  • Traditional IRA
  • SEP
  • 401(k) plans
  • 403(k) plans
  • 457(b) plans
  • Profit-sharing plans

How do I avoid the required minimum distribution?

In most cases, you can avoid RMDs by converting your retirement plan to a Roth IRA, essentially rolling your existing retirement balance into a tax-free retirement account. However, that does not mean you’ll avoid taxes altogether. If you choose this method, you’ll need to pay taxes on the funds going into the new Roth IRA.

If your retirement account is employer-based, like a 401(k), then you can put off paying RMDs by working longer; however, that’s not an option for IRA account holders.

Can I reinvest my RMD?

Yes, you can reinvest your RMD, but the funds cannot be deposited into a tax-advantaged retirement account. Taxable brokerage accounts are a popular option for individuals looking to reinvest but speak to a financial expert to determine what investment options are best for you.

Can I take out more than my RMD?

Yes, you can take out more than your required minimum distribution. However, as long as you meet your required RMD, you’re not penalized for additional funds to cover living expenses, investment goals, charitable contributions, etc.

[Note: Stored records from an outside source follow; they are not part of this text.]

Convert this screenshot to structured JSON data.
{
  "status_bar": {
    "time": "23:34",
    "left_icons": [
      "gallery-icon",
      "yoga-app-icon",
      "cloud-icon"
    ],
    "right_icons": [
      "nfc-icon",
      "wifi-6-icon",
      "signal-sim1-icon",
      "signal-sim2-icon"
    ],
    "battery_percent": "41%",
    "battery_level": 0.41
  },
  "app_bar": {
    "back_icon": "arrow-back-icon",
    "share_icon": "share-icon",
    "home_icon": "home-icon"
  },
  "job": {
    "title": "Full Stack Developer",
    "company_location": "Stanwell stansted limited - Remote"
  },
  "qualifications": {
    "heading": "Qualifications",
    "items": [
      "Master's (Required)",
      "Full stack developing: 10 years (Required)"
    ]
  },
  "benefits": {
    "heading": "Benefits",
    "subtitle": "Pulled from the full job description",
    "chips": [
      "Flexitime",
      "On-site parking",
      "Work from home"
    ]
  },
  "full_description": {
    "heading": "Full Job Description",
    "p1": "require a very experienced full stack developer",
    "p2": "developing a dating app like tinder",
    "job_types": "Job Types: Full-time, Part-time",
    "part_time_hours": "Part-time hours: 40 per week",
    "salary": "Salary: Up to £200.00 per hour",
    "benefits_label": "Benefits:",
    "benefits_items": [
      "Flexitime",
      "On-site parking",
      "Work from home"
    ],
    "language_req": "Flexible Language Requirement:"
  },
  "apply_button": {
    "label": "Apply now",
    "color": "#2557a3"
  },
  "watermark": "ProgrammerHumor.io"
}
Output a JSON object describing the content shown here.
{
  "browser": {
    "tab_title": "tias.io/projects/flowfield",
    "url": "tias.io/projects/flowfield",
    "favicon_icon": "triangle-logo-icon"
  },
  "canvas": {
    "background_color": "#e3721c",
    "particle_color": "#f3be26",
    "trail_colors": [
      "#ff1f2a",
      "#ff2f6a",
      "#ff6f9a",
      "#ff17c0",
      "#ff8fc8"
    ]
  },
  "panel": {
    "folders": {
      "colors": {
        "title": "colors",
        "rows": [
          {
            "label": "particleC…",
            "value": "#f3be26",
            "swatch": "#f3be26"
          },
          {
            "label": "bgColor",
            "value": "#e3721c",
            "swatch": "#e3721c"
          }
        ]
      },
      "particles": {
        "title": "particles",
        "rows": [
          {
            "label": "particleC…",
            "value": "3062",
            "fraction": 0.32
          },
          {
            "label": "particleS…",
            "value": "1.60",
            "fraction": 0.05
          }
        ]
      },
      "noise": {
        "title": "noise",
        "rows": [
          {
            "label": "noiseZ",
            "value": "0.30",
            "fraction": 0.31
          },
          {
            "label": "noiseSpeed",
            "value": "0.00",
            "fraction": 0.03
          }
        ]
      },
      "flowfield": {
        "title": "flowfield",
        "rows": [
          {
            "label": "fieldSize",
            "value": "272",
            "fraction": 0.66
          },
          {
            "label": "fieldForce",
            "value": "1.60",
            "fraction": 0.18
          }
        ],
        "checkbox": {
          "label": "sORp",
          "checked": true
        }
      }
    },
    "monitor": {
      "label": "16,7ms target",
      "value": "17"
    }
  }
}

Following IRS guidelines and taking out the appropriate annual distribution will help you avoid unnecessary penalties and make the most of your retirement funds.

Ultimately, by understanding the rules governing RMDs, you can avoid taxes on your withdrawals and protect your wealth.

Do I really need to take an RMD?

Yes, the IRS requires account holders to take an RMD for most tax-advantaged accounts.  If you fail to take the RMD, you must pay 25%. If you fail to take an RMD, you can file Form 5329 with a letter explaining the reason you neglected to take the RMD. If you’re taking steps to remedy the situation and failure was due to a “reasonable error,” the IRS may waive the penalty.

How do RMDs impact taxes?

RMDs are taxed as ordinary income. As such, your RMD can increase your tax liability depending on your annual income and the current tax bracket. A financial expert can help you determine the best ways to take RMDs based on your tax circumstances.